The original film's ending, in comparison, is bizarre. Stanley asks out the waitress, and it turns out she's busy that night--so he'll try again another night. That ends his part. But what, I hear you ask, happens to Satan? Well, the devil reaches his mark of a billion souls early, and decides that he doesn't need Stanley's soul. So he gives it back, and hops upstairs to Heaven. Once there, he brags to God that he not only won, but did an act of goodness. He brags about the look on Stanley's face. God points out that he did it not out of goodness, but for the personal satisfaction of seeing Stanley's response. The devil shrugs, and agrees to go back to Earth, ask for soul back, and then return it, without the satisfaction this time. But Stanley destroys the contract before the devil gets to him, and when he tries to get back to heaven, he learns God locked the door behind him. Enraged for the first time ever in the film, the Devil vows to continue ruining the Earth, and making it so bad no one ever gets to heaven again. Which is fair enough; it's practically a super-villain origin story in that it firmly establishes Satan's motivation for being evil for evil's sake. The really theologically troubling part is that all through his vowing speech and through the first half of the credits, God is laughing mockingly. It's pretty terrifying, actually. And something of an odd way to end a comedy.

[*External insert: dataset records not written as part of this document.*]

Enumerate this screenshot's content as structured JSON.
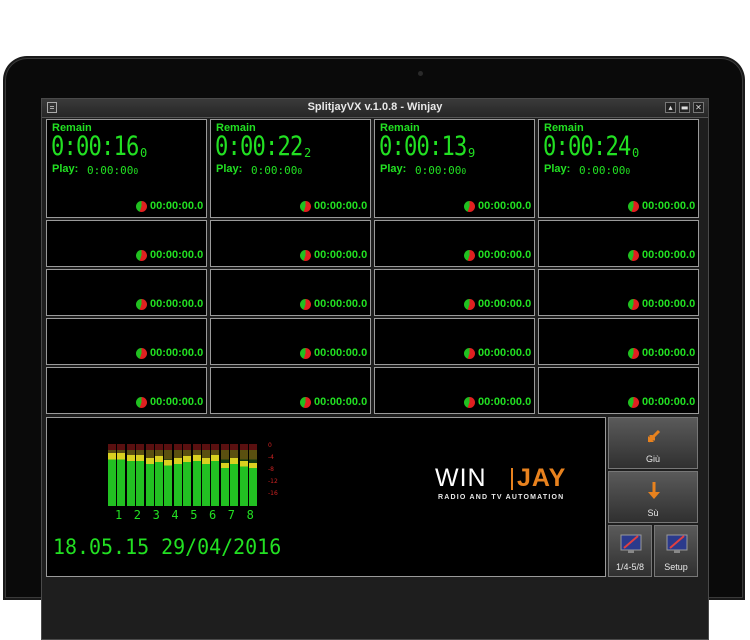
{
  "window": {
    "title": "SplitjayVX v.1.0.8 - Winjay",
    "minimize_glyph": "▴",
    "restore_glyph": "▬",
    "close_glyph": "✕"
  },
  "players": [
    {
      "remain_label": "Remain",
      "remain_time": "0:00:16",
      "remain_frac": "0",
      "play_label": "Play:",
      "play_time": "0:00:00",
      "play_frac": "0"
    },
    {
      "remain_label": "Remain",
      "remain_time": "0:00:22",
      "remain_frac": "2",
      "play_label": "Play:",
      "play_time": "0:00:00",
      "play_frac": "0"
    },
    {
      "remain_label": "Remain",
      "remain_time": "0:00:13",
      "remain_frac": "9",
      "play_label": "Play:",
      "play_time": "0:00:00",
      "play_frac": "0"
    },
    {
      "remain_label": "Remain",
      "remain_time": "0:00:24",
      "remain_frac": "0",
      "play_label": "Play:",
      "play_time": "0:00:00",
      "play_frac": "0"
    }
  ],
  "cue_time": "00:00:00.0",
  "vu_meter": {
    "scale": [
      "0",
      "-4",
      "-8",
      "-12",
      "-16"
    ],
    "channels": [
      "1",
      "2",
      "3",
      "4",
      "5",
      "6",
      "7",
      "8"
    ],
    "levels": [
      0.85,
      0.85,
      0.82,
      0.82,
      0.78,
      0.8,
      0.75,
      0.78,
      0.8,
      0.82,
      0.78,
      0.82,
      0.7,
      0.78,
      0.72,
      0.7
    ],
    "colors": {
      "green": "#22c022",
      "yellow": "#d8d020",
      "red": "#c02020"
    }
  },
  "date_time": "18.05.15 29/04/2016",
  "logo": {
    "win": "WIN",
    "jay": "JAY",
    "tagline": "RADIO AND TV AUTOMATION",
    "accent": "#e8821e"
  },
  "buttons": {
    "down_label": "Giù",
    "up_label": "Sù",
    "pages_label": "1/4-5/8",
    "setup_label": "Setup"
  },
  "colors": {
    "display_green": "#22e022",
    "window_bg": "#1e1e1e"
  }
}
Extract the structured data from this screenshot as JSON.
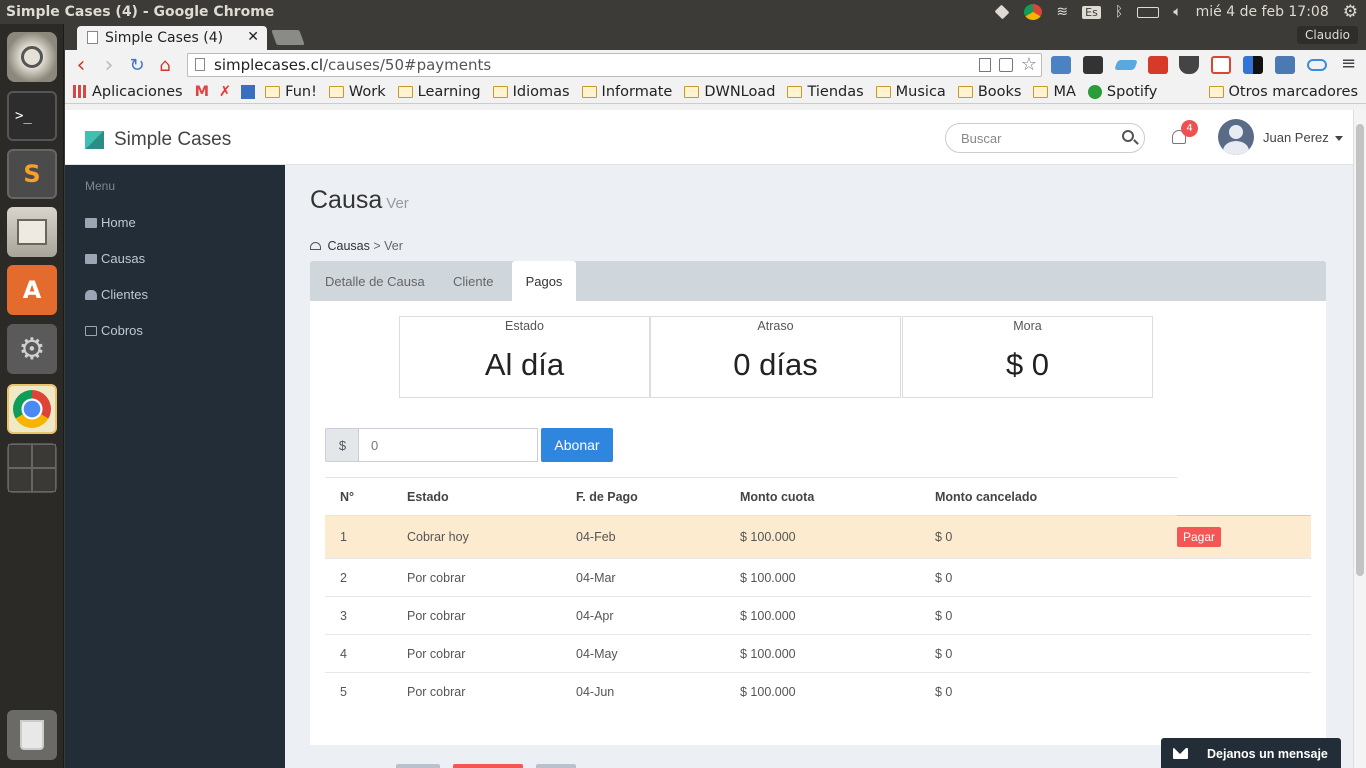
{
  "os": {
    "window_title": "Simple Cases (4) - Google Chrome",
    "clock": "mié  4 de feb 17:08",
    "keyboard_layout": "Es"
  },
  "browser": {
    "tab_title": "Simple Cases (4)",
    "tab_close": "✕",
    "profile": "Claudio",
    "url_host": "simplecases.cl",
    "url_path": "/causes/50#payments",
    "bookmarks": [
      {
        "label": "Aplicaciones",
        "type": "apps"
      },
      {
        "label": "Fun!",
        "type": "folder"
      },
      {
        "label": "Work",
        "type": "folder"
      },
      {
        "label": "Learning",
        "type": "folder"
      },
      {
        "label": "Idiomas",
        "type": "folder"
      },
      {
        "label": "Informate",
        "type": "folder"
      },
      {
        "label": "DWNLoad",
        "type": "folder"
      },
      {
        "label": "Tiendas",
        "type": "folder"
      },
      {
        "label": "Musica",
        "type": "folder"
      },
      {
        "label": "Books",
        "type": "folder"
      },
      {
        "label": "MA",
        "type": "folder"
      },
      {
        "label": "Spotify",
        "type": "link"
      }
    ],
    "other_bookmarks": "Otros marcadores"
  },
  "app": {
    "brand": "Simple Cases",
    "search_placeholder": "Buscar",
    "notifications": "4",
    "user_name": "Juan Perez",
    "menu_header": "Menu",
    "menu": [
      "Home",
      "Causas",
      "Clientes",
      "Cobros"
    ],
    "page_title": "Causa",
    "page_subtitle": "Ver",
    "breadcrumb": {
      "parent": "Causas",
      "sep": ">",
      "current": "Ver"
    },
    "tabs": [
      "Detalle de Causa",
      "Cliente",
      "Pagos"
    ],
    "active_tab": "Pagos",
    "stats": [
      {
        "label": "Estado",
        "value": "Al día"
      },
      {
        "label": "Atraso",
        "value": "0 días"
      },
      {
        "label": "Mora",
        "value": "$ 0"
      }
    ],
    "currency_symbol": "$",
    "amount_value": "0",
    "abonar_label": "Abonar",
    "table": {
      "headers": [
        "N°",
        "Estado",
        "F. de Pago",
        "Monto cuota",
        "Monto cancelado"
      ],
      "rows": [
        {
          "n": "1",
          "estado": "Cobrar hoy",
          "fecha": "04-Feb",
          "cuota": "$ 100.000",
          "cancelado": "$ 0",
          "action": "Pagar"
        },
        {
          "n": "2",
          "estado": "Por cobrar",
          "fecha": "04-Mar",
          "cuota": "$ 100.000",
          "cancelado": "$ 0"
        },
        {
          "n": "3",
          "estado": "Por cobrar",
          "fecha": "04-Apr",
          "cuota": "$ 100.000",
          "cancelado": "$ 0"
        },
        {
          "n": "4",
          "estado": "Por cobrar",
          "fecha": "04-May",
          "cuota": "$ 100.000",
          "cancelado": "$ 0"
        },
        {
          "n": "5",
          "estado": "Por cobrar",
          "fecha": "04-Jun",
          "cuota": "$ 100.000",
          "cancelado": "$ 0"
        }
      ]
    },
    "chat_label": "Dejanos un mensaje"
  },
  "colors": {
    "sidebar": "#232d38",
    "primary_button": "#2f86de",
    "danger_button": "#f45656",
    "highlight_row": "#fcebcf"
  }
}
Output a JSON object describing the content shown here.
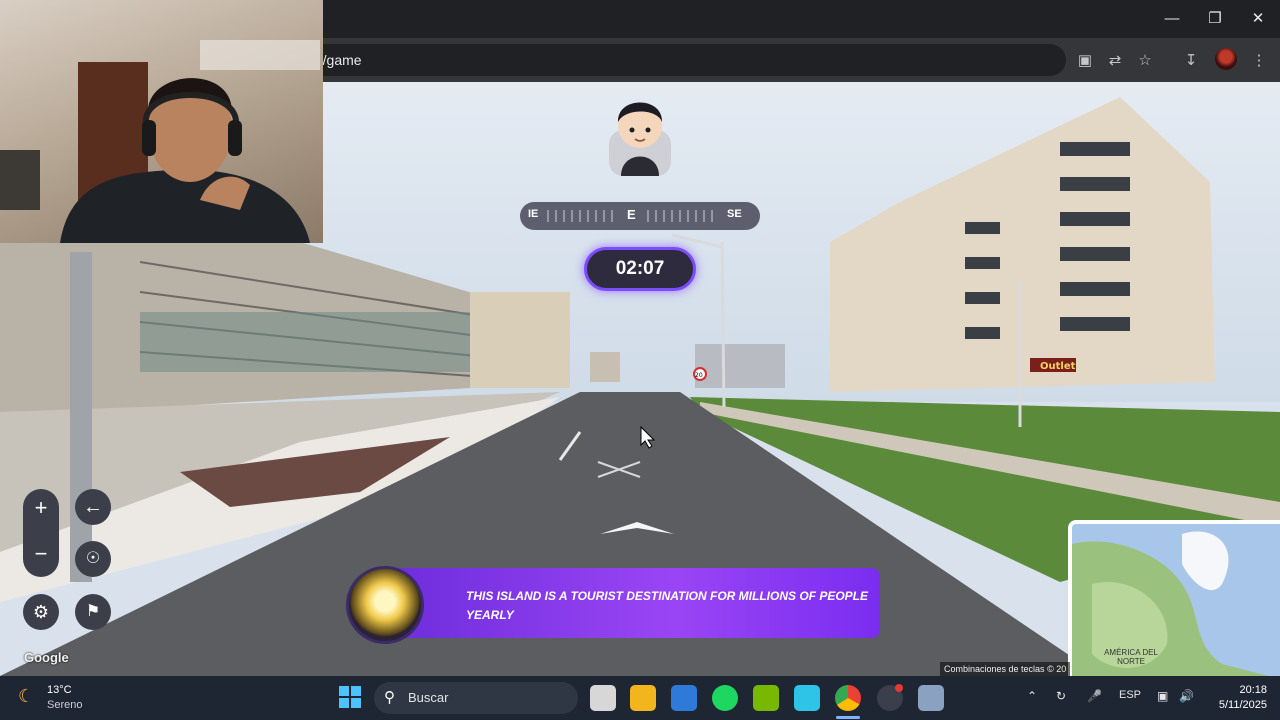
{
  "browser": {
    "url_fragment": "r/game",
    "window_controls": [
      "minimize-icon",
      "restore-icon",
      "close-icon"
    ],
    "toolbar_icons": [
      "install-icon",
      "translate-icon",
      "star-icon",
      "download-icon",
      "profile-icon",
      "menu-icon"
    ]
  },
  "game": {
    "compass": {
      "left": "IE",
      "center": "E",
      "right": "SE"
    },
    "timer": "02:07",
    "hint": "This island is a tourist destination for millions of people yearly",
    "controls": [
      "zoom-in-icon",
      "zoom-out-icon",
      "undo-icon",
      "location-pin-icon",
      "settings-icon",
      "flag-icon"
    ]
  },
  "streetview": {
    "google_logo": "Google",
    "shop_sign": "Outlet",
    "speed_sign": "20"
  },
  "minimap": {
    "label": "AMÉRICA DEL NORTE",
    "attribution": "Combinaciones de teclas",
    "attribution_tail": "© 20"
  },
  "taskbar": {
    "weather": {
      "temp": "13°C",
      "desc": "Sereno"
    },
    "search_placeholder": "Buscar",
    "language": "ESP",
    "time": "20:18",
    "date": "5/11/2025"
  },
  "colors": {
    "accent": "#7b4dff",
    "hint_bar": "#9a45f5",
    "taskbar": "#1f2633"
  }
}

Final note: I'd recommend the original Bedazzled over the later version. Not for the superior plot, or the better characters, which it certainly has, but for the rapport between Stanley and Satan. Whether they're discussing death bed repentance, entertaining God, or scamming old ladies, the straight back-and-forth is what makes the movie. Satan's not just the guy who takes your soul; he's your best friend.
And now, as promised, clips. Here's the 2000 version:
And the original:
Honestly, I think those two clips may show the difference between them better than any amount of words. (I hope you scrolled to the bottom first. You may have saved yourself some time.)